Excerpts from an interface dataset

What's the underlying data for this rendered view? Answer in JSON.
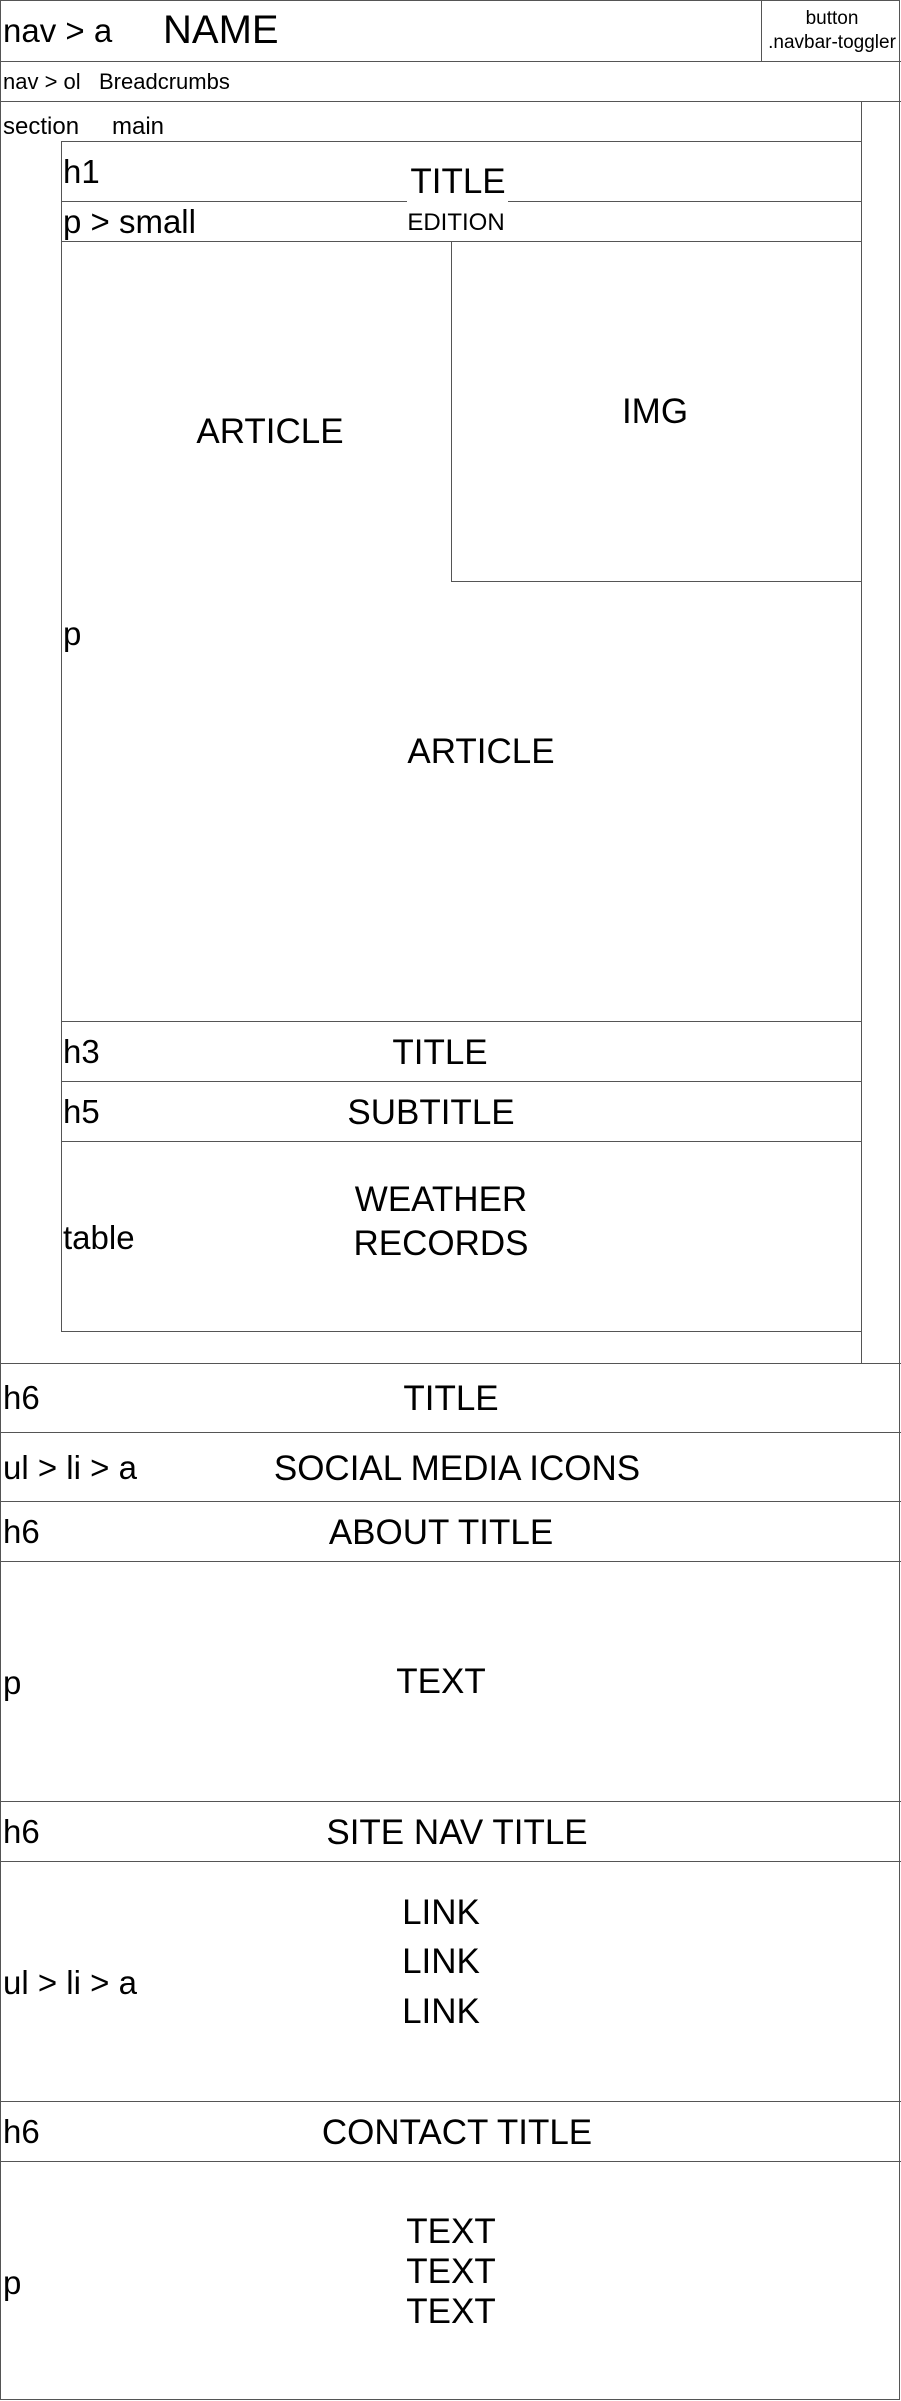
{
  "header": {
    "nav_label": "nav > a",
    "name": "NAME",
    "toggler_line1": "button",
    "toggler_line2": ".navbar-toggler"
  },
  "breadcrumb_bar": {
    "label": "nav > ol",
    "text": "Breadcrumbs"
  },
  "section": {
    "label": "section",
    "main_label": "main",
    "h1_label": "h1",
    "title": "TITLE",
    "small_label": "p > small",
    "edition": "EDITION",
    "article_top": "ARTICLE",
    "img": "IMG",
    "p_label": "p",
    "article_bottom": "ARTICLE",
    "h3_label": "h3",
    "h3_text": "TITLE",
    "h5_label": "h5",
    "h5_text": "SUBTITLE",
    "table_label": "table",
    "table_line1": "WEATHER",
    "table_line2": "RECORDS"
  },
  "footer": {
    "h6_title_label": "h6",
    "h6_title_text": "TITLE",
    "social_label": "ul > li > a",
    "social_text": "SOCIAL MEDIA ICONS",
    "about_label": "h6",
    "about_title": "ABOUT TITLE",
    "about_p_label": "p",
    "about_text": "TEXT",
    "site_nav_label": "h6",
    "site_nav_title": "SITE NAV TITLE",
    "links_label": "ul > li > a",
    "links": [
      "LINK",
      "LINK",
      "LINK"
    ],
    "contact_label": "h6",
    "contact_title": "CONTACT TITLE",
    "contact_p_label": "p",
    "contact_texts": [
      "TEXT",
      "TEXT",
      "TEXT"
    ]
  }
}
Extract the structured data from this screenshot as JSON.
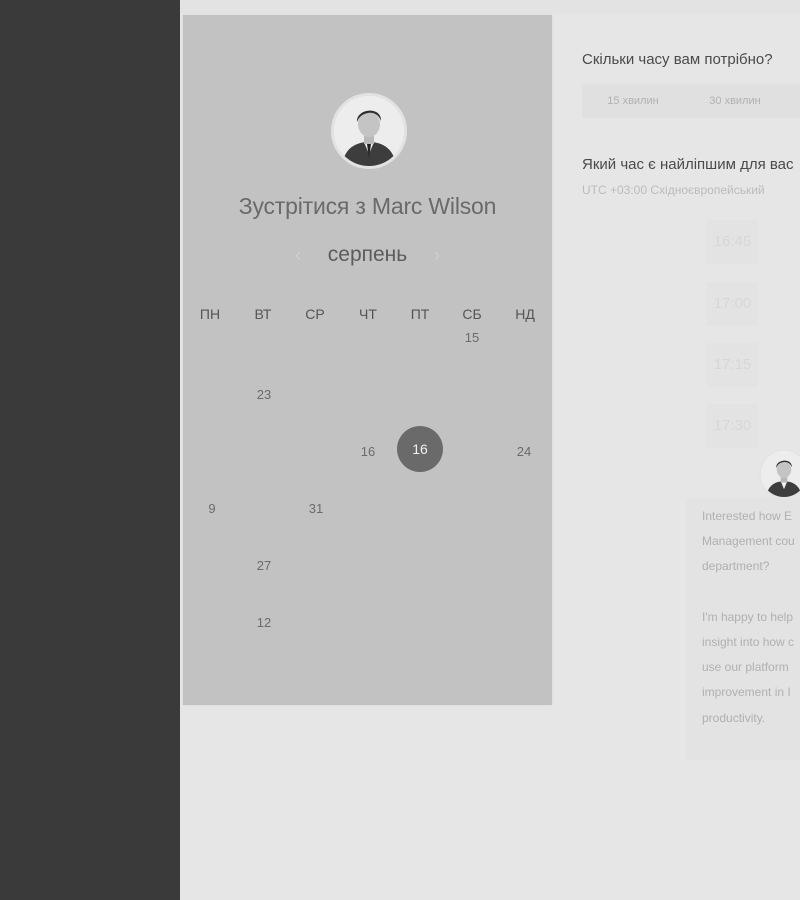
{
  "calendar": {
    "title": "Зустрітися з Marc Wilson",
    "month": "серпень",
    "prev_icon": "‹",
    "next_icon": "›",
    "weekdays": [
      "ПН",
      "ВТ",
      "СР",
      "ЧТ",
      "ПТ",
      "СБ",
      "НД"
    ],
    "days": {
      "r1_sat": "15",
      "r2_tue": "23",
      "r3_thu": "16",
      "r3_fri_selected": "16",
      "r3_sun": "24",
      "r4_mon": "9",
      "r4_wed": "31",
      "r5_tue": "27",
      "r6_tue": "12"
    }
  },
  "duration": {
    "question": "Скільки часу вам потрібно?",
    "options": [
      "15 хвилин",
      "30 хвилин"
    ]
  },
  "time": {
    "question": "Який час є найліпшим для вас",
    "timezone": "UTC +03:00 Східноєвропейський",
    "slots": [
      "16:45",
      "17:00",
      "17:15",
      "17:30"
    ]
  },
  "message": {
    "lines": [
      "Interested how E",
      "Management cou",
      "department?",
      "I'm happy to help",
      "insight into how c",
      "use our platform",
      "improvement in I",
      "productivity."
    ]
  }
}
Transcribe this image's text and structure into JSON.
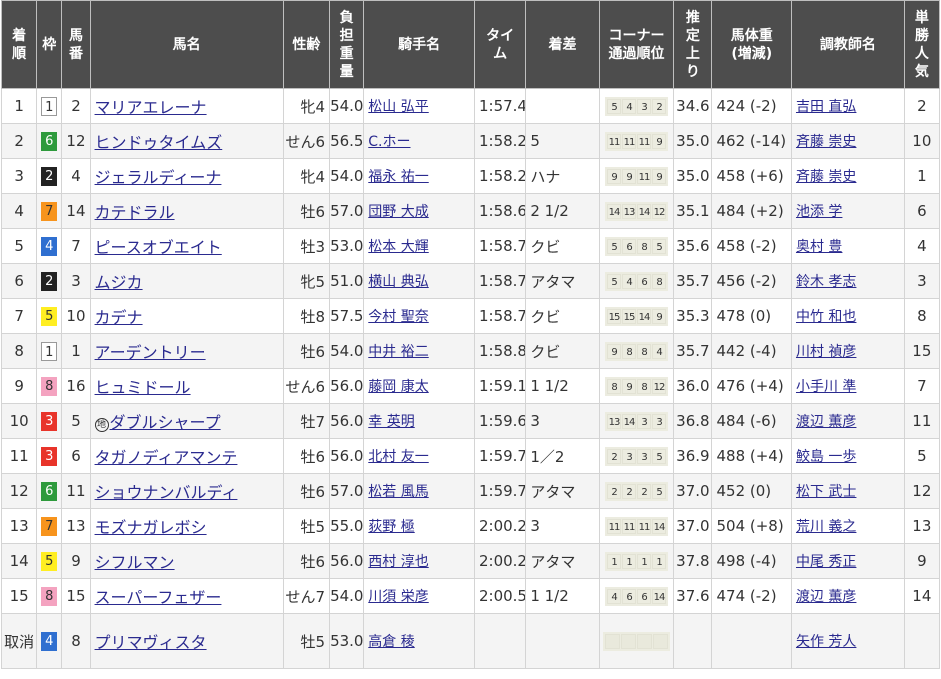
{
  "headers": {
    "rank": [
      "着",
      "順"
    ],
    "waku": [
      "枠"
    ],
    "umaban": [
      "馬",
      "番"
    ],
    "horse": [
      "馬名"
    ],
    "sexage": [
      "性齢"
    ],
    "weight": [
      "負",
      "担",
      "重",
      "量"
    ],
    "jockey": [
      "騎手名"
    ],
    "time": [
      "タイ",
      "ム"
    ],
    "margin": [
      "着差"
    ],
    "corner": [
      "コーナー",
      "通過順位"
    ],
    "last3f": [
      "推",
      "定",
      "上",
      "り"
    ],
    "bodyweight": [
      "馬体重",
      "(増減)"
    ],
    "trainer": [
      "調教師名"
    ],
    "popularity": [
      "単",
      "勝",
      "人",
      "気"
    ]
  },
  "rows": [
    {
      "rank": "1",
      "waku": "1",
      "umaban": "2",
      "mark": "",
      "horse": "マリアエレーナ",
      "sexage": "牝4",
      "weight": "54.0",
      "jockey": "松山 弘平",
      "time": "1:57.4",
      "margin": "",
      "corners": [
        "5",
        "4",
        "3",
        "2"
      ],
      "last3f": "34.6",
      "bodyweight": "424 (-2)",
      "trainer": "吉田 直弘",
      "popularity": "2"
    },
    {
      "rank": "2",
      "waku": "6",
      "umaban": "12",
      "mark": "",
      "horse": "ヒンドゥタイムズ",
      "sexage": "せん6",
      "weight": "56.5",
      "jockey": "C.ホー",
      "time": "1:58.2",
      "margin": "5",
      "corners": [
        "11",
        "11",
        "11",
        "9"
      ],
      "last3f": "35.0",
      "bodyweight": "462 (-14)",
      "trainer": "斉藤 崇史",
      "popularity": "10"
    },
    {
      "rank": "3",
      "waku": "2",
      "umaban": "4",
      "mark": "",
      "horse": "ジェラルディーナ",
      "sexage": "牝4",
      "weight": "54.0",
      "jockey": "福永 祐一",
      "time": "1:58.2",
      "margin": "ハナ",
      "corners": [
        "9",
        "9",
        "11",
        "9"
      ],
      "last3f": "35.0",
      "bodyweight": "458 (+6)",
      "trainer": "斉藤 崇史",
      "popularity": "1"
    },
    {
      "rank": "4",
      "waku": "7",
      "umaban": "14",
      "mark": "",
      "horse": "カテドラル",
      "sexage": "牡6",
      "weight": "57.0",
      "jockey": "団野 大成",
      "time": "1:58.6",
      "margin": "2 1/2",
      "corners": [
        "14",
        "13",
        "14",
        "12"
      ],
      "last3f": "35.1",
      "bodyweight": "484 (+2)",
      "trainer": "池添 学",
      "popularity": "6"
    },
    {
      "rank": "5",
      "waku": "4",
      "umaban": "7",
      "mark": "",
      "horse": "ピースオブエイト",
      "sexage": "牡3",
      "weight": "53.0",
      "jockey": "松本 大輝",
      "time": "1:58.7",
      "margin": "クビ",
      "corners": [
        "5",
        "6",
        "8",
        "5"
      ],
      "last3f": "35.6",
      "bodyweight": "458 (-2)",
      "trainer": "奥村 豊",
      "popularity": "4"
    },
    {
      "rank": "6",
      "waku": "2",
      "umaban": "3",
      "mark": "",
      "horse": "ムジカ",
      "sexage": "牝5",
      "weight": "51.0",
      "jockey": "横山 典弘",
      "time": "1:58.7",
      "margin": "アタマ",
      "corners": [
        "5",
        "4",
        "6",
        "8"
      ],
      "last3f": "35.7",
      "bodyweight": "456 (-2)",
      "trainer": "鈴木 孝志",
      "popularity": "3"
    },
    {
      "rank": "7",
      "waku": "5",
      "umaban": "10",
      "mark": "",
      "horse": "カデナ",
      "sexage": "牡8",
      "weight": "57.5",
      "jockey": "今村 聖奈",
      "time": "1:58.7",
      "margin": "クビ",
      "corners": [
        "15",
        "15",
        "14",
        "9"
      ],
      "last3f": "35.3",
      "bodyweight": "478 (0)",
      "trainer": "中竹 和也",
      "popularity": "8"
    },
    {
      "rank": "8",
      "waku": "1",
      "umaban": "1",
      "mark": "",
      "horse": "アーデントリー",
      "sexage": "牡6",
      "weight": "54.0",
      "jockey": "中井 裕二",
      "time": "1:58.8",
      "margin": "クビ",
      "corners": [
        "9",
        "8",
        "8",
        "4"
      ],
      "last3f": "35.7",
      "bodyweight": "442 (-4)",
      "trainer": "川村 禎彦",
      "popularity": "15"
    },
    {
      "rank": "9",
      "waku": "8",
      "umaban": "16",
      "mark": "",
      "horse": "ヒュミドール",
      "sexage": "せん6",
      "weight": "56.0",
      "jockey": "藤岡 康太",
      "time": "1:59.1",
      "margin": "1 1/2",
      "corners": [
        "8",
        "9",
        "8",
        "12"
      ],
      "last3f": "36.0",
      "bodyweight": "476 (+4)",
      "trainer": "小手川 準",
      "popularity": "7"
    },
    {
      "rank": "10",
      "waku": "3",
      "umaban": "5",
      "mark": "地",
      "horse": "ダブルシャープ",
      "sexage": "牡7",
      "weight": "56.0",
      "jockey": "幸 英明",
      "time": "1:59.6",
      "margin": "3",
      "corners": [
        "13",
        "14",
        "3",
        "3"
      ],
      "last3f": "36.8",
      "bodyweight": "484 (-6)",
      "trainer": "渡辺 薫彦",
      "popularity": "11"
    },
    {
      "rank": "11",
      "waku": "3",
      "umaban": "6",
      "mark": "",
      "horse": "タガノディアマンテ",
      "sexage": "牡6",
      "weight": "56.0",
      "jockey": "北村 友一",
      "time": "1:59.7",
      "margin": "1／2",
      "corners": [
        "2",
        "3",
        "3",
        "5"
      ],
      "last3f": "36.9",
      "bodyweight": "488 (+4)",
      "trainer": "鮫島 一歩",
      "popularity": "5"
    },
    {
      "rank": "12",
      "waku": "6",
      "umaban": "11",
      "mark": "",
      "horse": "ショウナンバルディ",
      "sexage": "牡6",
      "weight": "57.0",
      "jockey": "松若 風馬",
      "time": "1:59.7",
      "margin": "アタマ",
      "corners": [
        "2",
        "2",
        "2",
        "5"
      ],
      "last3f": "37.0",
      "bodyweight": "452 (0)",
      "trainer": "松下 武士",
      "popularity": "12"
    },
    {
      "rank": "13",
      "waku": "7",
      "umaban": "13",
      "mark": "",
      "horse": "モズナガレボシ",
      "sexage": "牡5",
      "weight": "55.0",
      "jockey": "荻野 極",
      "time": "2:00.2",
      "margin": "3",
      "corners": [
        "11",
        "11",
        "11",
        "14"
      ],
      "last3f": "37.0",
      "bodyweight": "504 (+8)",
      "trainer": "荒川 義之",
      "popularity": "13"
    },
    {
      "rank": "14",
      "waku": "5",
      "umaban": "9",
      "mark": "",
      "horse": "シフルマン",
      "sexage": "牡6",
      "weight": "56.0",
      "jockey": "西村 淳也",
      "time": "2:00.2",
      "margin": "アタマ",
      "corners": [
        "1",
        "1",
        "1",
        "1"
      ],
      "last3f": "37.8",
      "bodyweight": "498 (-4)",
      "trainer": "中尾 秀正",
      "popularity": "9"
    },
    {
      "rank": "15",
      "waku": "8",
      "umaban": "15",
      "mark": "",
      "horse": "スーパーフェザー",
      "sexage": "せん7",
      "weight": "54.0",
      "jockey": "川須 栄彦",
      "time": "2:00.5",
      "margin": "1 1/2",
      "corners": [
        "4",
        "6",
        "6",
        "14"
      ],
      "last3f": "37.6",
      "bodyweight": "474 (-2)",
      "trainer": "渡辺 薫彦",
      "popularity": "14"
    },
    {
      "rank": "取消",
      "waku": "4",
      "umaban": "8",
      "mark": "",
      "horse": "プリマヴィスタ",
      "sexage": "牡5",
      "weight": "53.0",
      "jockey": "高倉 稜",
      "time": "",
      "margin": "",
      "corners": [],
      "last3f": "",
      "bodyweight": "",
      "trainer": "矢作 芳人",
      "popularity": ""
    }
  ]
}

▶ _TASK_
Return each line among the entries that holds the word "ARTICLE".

▶ _TASK ANSWER_
    "article_top": "ARTICLE",
    "article_bottom": "ARTICLE",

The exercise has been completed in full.